### WORK INSTRUCTION
State how many lines in the listing below contain the word "badge", with no other words.

### THE RECORDS
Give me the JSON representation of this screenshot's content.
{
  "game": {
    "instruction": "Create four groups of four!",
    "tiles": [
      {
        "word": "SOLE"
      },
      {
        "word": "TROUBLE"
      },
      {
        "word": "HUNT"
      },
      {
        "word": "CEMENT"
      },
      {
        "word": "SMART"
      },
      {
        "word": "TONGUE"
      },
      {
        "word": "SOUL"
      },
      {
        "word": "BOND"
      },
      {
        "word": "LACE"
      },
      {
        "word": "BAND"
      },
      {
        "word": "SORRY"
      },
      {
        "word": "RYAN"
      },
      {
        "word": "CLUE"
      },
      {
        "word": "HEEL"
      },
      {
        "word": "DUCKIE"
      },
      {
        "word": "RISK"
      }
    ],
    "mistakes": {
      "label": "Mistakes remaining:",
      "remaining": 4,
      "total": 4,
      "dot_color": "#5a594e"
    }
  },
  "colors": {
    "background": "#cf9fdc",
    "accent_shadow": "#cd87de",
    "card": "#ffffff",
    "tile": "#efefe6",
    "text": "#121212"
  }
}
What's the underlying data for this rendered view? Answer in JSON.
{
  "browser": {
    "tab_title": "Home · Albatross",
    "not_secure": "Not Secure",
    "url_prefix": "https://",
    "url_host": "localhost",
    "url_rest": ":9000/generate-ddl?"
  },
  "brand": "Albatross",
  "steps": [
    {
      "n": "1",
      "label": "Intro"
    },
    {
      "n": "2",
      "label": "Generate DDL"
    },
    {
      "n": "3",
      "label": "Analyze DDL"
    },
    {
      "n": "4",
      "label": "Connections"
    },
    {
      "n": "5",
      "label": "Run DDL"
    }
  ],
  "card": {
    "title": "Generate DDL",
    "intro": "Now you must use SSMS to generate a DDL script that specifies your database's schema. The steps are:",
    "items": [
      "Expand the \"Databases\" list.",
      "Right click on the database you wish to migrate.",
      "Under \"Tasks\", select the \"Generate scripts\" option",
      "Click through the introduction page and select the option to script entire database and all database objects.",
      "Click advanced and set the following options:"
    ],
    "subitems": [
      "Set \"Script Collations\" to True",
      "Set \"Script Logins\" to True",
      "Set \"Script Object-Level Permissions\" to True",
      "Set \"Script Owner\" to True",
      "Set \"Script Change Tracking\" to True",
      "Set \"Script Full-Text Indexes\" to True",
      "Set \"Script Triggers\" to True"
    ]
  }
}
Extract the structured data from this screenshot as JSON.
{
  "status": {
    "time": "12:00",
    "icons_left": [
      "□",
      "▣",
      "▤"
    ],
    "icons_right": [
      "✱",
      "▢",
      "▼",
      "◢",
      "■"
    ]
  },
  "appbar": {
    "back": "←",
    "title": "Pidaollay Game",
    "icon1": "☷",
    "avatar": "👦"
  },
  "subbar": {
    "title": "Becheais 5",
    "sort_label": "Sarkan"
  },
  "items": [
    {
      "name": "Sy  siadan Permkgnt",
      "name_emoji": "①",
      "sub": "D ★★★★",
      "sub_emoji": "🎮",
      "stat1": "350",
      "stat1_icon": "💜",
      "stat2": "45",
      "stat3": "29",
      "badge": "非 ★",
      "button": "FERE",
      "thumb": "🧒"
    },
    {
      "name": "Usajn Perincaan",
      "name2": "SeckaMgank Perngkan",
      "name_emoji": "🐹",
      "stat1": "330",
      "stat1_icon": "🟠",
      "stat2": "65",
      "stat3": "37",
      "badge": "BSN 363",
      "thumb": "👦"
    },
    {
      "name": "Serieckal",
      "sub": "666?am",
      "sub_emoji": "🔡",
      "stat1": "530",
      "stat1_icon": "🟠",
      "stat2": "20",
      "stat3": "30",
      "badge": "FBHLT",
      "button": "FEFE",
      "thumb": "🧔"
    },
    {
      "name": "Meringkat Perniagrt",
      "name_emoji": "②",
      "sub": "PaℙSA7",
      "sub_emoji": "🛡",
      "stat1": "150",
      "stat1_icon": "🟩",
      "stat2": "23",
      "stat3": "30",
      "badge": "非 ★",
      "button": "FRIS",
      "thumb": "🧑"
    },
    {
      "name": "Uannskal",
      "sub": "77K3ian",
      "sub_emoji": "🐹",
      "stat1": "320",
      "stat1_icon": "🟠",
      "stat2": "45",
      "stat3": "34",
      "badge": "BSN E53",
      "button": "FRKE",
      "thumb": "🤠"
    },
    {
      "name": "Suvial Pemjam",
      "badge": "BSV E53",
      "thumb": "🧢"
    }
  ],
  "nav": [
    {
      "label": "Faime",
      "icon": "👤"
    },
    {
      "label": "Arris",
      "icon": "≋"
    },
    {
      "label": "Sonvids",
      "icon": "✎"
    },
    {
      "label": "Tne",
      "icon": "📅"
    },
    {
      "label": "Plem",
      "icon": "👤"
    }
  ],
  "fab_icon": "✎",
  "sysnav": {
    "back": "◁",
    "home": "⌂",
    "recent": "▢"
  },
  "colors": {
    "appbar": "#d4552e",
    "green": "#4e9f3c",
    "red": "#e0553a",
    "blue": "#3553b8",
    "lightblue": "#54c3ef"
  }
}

### ANSWER SPACE
6